Monday, August 1, 2011
SEOUL, South Korea (AP) — South Korea's inflation rate accelerated for a second straight month in July as rising prices defy a series of central bank interest rate increases.
The country's consumer price index rose 4.7 percent last month from the year-before period amid higher costs for food and transportation, the government's Statistics Korea announced Monday. That followed an increase of 4.4 percent in June.
The result for July matched the 4.7 percent reached in March, which was the highest since 4.8 percent recorded in October of 2008.
South Korea, Asia's fourth-largest economy, is not the only country in the region battling rising prices.
Surging inflation is among the factors threatening East Asia's economic outlook, the Manila-based Asian Development Bank said in a report last week, emphasizing that levels in many economies have risen above 10-year averages.
Inflation in China, Asia's largest economy, rose to a three-year high of 6.4 percent in June.
The Bank of Korea has raised its key interest rate five times in the past year to 3.25 percent in a bid to stem price pressures, though it kept the borrowing cost unchanged in July.
South Korea's inflation rate has now been above 4 percent for seven straight months, a level the central bank sees as intolerable. The bank's next meeting to set the benchmark interest rate is scheduled for Aug. 11.
In June, the International Monetary Fund expressed concern about South Korean inflation and urged "further steady monetary tightening."
So-called core inflation, which strips out volatile agriculture and oil prices, also accelerated in July, increasing 3.8 percent from the year before, Statistics Korea said. It had risen 3.7 percent in June.
Compared with the previous month, the overall consumer price index rose 0.7 percent in July.
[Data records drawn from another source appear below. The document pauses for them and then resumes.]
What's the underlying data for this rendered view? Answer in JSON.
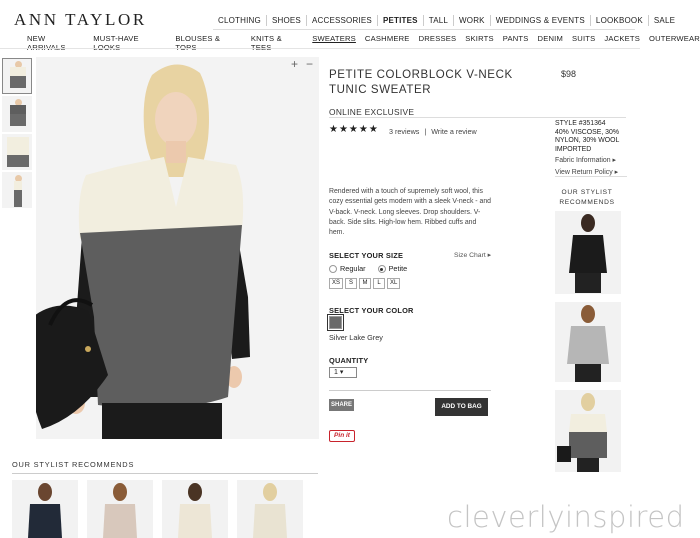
{
  "brand": {
    "logo": "ANN TAYLOR"
  },
  "topnav": [
    "CLOTHING",
    "SHOES",
    "ACCESSORIES",
    "PETITES",
    "TALL",
    "WORK",
    "WEDDINGS & EVENTS",
    "LOOKBOOK",
    "SALE"
  ],
  "subnav": [
    "NEW ARRIVALS",
    "MUST-HAVE LOOKS",
    "BLOUSES & TOPS",
    "KNITS & TEES",
    "SWEATERS",
    "CASHMERE",
    "DRESSES",
    "SKIRTS",
    "PANTS",
    "DENIM",
    "SUITS",
    "JACKETS",
    "OUTERWEAR"
  ],
  "gallery": {
    "zoom_in": "+",
    "zoom_out": "−"
  },
  "product": {
    "title": "PETITE COLORBLOCK V-NECK TUNIC SWEATER",
    "price": "$98",
    "badge": "ONLINE EXCLUSIVE",
    "stars": "★★★★★",
    "reviews": "3 reviews",
    "write_review": "Write a review",
    "style": "STYLE #351364",
    "fabric": "40% VISCOSE, 30% NYLON, 30% WOOL IMPORTED",
    "fabric_info": "Fabric Information ▸",
    "return_policy": "View Return Policy ▸",
    "description": "Rendered with a touch of supremely soft wool, this cozy essential gets modern with a sleek V-neck - and V-back. V-neck. Long sleeves. Drop shoulders. V-back. Side slits. High-low hem. Ribbed cuffs and hem."
  },
  "size": {
    "label": "SELECT YOUR SIZE",
    "chart_link": "Size Chart ▸",
    "options": [
      "Regular",
      "Petite"
    ],
    "sizes": [
      "XS",
      "S",
      "M",
      "L",
      "XL"
    ]
  },
  "color": {
    "label": "SELECT YOUR COLOR",
    "name": "Silver Lake Grey",
    "swatch": "#6a6a6a"
  },
  "quantity": {
    "label": "QUANTITY",
    "value": "1 ▾"
  },
  "buttons": {
    "share": "SHARE",
    "add_to_bag": "ADD TO BAG",
    "pin_it": "Pin it"
  },
  "stylist_side": {
    "heading": "OUR STYLIST RECOMMENDS"
  },
  "stylist_bottom": {
    "heading": "OUR STYLIST RECOMMENDS"
  },
  "watermark": "cleverlyinspired",
  "colors": {
    "cream": "#f2eedf",
    "charcoal": "#5e5e5e",
    "black": "#1b1b1b",
    "pin_red": "#c8232c"
  }
}
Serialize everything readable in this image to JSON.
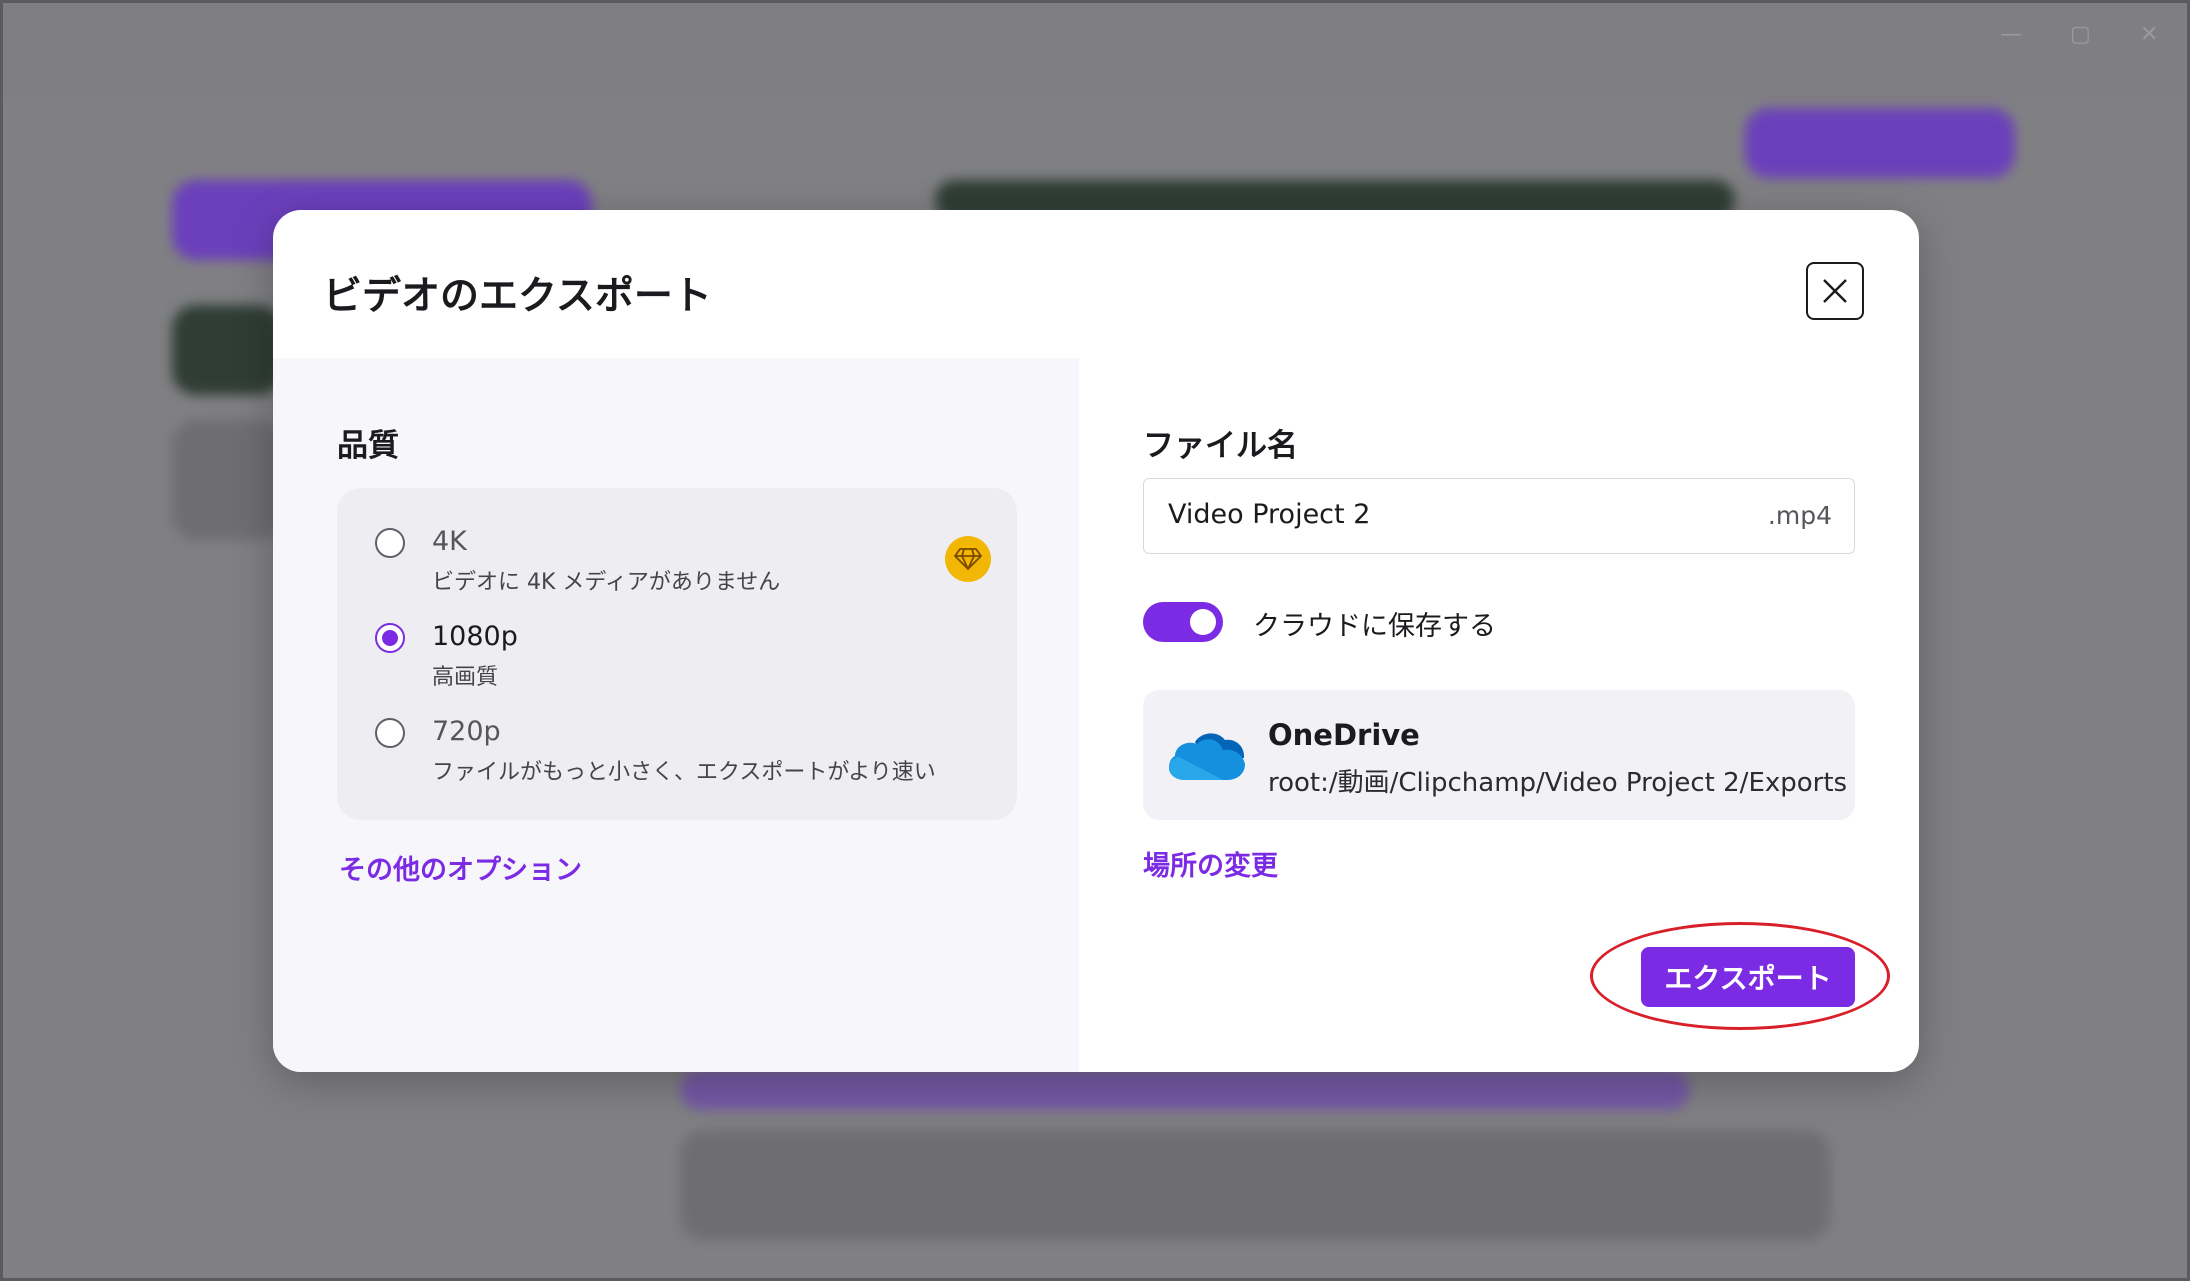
{
  "dialog": {
    "title": "ビデオのエクスポート"
  },
  "quality": {
    "label": "品質",
    "options": [
      {
        "title": "4K",
        "description": "ビデオに 4K メディアがありません",
        "selected": false,
        "premium": true
      },
      {
        "title": "1080p",
        "description": "高画質",
        "selected": true,
        "premium": false
      },
      {
        "title": "720p",
        "description": "ファイルがもっと小さく、エクスポートがより速い",
        "selected": false,
        "premium": false
      }
    ],
    "more_options_link": "その他のオプション"
  },
  "file": {
    "label": "ファイル名",
    "name_value": "Video Project 2",
    "extension": ".mp4"
  },
  "cloud_save": {
    "label": "クラウドに保存する",
    "enabled": true
  },
  "storage": {
    "provider": "OneDrive",
    "path": "root:/動画/Clipchamp/Video Project 2/Exports",
    "change_location_link": "場所の変更"
  },
  "actions": {
    "export_label": "エクスポート"
  },
  "colors": {
    "accent": "#7c2be4",
    "premium": "#f2b705",
    "highlight": "#d91f2a"
  }
}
South Korea's latest inflation figures came after the central bank announced last week that the country's economic growth slowed in the second quarter to an expansion of 0.8 percent amid weaker exports, manufacturing and services.
The central bank last month raised its inflation forecast for this year to 4 percent from the previous figure of 3.9 percent. It also cut its forecast for economic growth to 4.3 percent from 4.5 percent.
The bank's inflation target is 3 percent, but it has set a "tolerance range" of plus or minus one percentage point from that level. The consumer price index has exceeded the upper end of that range — 4 percent — every month this year through July.